But at the center of the Middle East is and always will be Israel and its erstwhile Palestinian partner/enemy. Benyamin Netanyahu has long had a hard edged perspective on the issues. As leader of Likud he has opposed the current negotiations, favored expanding West Bank settlements, and opposed a 2-state solution. Now, he's suggesting that he, like Barack Obama, is a pragmatist.
In an article in the New York Times today, reporter Ethan Bronner writes:
But when he was prime minister a decade ago he explored the issue through an American intermediary. The Israeli election campaign in recent weeks tilted rightward after the war in Gaza, so he may have been campaigning rather than revealing his true intentions. Those on the left who dislike Mr. Netanyahu say they hope he is as personally ambitious as they suspect and that pressure from Washington will produce results.“I don’t think he has much compunction in sacrificing an ideological position as long as it keeps him in power,” said Yaron Ezrahi, a liberal political scientist at Hebrew University. “We either need a prime minister who is ideologically committed to a two-state solution and has the power to move the country in that direction, or a very flexible opportunist who appears committed to the right but acts according to what is necessary.”
So, the question is -- Is Netanyahu a rigid ideologue or an ambitious pragmatist? If it's the latter there may be hope for peace.
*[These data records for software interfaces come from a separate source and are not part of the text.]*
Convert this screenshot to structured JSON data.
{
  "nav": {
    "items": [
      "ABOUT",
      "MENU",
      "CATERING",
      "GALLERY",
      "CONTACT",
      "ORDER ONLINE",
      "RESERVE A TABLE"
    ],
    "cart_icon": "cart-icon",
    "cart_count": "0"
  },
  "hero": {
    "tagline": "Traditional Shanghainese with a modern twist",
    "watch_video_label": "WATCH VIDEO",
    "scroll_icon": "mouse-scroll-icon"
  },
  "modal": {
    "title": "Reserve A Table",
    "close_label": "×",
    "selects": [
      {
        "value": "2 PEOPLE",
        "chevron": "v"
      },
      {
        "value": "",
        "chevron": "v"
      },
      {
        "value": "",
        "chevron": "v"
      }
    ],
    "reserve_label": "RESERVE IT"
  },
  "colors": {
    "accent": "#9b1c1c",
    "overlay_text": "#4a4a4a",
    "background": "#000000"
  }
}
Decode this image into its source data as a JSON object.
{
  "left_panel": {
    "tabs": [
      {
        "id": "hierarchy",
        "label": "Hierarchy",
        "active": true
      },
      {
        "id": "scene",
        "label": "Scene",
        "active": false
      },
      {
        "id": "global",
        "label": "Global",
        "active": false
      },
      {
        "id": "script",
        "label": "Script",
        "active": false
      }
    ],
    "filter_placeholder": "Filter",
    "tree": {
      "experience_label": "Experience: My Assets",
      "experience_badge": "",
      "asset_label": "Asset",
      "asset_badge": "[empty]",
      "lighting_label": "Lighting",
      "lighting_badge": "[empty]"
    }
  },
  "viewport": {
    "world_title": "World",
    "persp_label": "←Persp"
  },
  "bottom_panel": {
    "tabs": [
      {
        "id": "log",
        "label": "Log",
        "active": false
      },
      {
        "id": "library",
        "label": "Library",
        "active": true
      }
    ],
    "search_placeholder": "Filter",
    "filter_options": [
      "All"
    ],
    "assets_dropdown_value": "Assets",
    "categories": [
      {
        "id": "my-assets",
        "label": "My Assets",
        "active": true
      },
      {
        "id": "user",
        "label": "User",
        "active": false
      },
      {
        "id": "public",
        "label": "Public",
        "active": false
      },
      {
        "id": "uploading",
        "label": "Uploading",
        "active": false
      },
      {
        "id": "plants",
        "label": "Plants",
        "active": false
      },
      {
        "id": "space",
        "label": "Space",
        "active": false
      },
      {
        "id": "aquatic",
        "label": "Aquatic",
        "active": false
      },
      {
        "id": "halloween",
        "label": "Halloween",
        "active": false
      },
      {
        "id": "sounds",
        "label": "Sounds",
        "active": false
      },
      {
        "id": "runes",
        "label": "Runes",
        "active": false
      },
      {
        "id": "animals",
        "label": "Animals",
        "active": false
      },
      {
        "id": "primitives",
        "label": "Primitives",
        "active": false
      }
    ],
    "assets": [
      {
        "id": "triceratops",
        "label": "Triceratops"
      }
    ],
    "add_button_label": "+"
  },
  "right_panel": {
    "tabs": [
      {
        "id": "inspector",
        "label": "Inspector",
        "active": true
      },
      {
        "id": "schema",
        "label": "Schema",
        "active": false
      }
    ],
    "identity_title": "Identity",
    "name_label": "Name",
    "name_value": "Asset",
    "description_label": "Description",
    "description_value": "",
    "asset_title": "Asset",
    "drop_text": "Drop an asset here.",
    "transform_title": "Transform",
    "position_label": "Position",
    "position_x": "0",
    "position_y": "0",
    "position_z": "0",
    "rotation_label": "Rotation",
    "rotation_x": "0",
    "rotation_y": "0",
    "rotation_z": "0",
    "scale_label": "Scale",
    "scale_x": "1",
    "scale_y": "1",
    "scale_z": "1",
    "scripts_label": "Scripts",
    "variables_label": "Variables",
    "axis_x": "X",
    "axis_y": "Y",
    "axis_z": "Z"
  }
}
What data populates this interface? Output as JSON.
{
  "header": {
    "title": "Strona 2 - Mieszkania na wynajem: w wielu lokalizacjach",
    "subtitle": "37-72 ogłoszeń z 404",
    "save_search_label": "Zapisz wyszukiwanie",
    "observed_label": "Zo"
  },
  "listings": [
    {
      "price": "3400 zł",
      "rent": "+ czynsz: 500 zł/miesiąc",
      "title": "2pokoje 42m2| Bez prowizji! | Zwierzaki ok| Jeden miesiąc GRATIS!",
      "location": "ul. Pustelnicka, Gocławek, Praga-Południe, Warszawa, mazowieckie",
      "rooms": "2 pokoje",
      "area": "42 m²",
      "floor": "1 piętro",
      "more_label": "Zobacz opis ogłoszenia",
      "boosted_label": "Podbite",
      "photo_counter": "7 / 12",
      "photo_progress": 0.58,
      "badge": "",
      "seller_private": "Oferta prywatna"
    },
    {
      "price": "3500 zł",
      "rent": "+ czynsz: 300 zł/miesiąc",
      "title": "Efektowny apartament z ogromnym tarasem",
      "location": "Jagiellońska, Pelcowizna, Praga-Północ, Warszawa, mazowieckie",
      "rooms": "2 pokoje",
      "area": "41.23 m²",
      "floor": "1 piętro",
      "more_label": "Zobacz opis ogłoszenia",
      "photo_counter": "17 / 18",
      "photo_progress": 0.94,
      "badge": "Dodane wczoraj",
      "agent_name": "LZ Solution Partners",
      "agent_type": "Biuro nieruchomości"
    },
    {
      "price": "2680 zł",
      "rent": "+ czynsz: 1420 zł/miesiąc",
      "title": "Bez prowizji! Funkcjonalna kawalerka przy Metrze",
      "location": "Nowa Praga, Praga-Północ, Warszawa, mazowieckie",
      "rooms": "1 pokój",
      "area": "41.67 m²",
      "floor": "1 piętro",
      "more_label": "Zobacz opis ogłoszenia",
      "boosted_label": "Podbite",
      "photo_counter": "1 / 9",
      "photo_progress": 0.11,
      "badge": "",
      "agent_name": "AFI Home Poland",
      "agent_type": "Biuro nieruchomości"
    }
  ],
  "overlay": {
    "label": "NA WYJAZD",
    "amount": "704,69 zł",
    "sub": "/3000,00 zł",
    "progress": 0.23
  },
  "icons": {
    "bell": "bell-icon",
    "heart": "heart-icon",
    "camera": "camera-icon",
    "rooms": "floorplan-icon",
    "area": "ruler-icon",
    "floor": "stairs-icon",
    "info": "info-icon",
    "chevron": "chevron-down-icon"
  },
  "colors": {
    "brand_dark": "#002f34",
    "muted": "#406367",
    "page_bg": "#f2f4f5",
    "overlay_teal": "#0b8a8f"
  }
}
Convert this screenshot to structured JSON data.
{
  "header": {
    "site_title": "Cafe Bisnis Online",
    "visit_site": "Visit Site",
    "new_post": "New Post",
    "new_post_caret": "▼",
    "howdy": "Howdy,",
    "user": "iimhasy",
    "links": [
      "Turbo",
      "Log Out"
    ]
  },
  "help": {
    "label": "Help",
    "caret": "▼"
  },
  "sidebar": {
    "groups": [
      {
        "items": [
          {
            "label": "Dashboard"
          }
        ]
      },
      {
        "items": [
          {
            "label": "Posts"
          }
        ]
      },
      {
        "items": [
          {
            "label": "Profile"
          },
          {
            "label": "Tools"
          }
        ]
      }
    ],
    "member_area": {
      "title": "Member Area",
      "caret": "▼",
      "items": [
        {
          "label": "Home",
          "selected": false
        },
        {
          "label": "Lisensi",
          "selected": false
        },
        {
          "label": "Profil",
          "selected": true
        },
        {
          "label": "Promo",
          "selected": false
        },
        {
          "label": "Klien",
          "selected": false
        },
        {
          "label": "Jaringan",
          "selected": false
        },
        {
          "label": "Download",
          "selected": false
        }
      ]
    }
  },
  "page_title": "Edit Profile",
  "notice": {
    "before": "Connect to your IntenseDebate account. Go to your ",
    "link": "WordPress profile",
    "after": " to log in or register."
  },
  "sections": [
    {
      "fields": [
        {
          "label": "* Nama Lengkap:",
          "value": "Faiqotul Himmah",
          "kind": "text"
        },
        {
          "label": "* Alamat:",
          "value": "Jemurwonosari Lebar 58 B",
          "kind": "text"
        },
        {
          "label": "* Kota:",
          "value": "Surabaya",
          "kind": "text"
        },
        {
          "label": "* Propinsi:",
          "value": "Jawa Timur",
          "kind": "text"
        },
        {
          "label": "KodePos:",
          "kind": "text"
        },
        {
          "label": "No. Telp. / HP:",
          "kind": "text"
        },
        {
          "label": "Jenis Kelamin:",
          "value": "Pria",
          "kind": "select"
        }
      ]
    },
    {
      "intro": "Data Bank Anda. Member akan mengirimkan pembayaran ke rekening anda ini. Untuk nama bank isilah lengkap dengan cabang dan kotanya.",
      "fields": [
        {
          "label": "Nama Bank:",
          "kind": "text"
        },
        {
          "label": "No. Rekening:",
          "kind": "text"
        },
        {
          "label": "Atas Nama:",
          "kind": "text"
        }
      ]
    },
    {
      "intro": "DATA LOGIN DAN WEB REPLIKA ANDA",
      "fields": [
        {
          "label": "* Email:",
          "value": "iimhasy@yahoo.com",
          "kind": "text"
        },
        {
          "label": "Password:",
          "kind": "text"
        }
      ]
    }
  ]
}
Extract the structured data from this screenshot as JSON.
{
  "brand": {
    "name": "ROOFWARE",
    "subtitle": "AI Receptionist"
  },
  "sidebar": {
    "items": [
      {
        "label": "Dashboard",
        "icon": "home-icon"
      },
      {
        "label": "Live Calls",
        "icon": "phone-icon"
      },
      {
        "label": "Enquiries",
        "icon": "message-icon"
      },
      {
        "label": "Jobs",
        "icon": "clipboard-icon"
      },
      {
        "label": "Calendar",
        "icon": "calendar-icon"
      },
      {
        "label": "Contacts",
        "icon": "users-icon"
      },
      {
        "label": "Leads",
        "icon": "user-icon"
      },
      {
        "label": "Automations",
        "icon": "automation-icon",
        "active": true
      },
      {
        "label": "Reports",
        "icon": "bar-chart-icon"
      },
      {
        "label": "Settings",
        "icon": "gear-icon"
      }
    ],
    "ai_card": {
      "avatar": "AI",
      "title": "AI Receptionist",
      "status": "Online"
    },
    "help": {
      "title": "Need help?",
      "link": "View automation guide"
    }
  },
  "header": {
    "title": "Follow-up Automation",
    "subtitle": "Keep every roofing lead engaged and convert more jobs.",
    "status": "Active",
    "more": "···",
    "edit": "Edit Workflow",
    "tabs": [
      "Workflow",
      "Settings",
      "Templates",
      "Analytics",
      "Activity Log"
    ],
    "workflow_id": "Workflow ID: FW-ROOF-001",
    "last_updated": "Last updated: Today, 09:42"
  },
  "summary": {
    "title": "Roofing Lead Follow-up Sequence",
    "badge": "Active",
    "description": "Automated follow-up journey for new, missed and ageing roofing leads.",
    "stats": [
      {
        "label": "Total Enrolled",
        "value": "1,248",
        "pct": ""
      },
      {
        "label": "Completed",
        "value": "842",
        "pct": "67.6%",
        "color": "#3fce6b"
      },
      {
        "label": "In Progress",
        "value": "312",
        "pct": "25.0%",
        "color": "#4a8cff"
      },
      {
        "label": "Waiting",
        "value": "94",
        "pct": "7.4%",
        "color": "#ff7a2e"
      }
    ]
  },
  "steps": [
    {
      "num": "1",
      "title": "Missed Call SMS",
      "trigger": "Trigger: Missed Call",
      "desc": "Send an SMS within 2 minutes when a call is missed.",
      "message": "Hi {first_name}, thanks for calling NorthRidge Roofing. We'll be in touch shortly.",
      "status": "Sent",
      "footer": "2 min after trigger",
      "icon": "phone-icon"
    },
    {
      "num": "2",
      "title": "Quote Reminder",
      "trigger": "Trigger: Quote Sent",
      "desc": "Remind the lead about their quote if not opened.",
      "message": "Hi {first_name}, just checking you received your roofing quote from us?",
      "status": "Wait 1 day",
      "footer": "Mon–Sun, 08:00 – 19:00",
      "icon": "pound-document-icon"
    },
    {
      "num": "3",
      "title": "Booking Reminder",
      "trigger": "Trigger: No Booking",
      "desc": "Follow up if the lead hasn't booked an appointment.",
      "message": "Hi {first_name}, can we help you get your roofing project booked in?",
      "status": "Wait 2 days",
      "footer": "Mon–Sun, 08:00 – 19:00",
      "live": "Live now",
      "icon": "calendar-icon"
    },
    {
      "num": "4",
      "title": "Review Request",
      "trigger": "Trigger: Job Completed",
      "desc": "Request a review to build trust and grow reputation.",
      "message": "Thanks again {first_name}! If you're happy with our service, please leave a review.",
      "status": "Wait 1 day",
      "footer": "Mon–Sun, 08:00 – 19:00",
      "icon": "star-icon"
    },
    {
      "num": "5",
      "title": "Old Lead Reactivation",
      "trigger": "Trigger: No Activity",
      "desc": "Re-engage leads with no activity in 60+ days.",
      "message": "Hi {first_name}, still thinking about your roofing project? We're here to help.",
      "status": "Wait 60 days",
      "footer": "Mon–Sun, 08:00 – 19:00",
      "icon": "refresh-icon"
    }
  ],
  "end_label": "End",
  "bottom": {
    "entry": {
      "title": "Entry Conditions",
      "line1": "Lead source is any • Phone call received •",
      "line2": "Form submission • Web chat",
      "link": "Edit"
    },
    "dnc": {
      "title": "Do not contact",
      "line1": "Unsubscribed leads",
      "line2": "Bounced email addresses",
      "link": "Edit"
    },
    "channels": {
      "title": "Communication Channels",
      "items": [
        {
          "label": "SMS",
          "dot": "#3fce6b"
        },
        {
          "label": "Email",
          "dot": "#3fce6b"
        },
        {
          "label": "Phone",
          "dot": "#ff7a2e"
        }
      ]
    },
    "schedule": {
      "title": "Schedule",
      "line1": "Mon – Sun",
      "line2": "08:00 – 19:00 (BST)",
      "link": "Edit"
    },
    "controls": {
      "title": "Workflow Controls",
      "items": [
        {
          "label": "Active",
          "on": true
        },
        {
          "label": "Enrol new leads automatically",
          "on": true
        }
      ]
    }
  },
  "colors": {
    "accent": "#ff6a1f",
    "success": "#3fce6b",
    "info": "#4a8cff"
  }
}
But at the same time, the question is: Will his envisioned solutions be acceptable to Palestinians? Again, time will tell.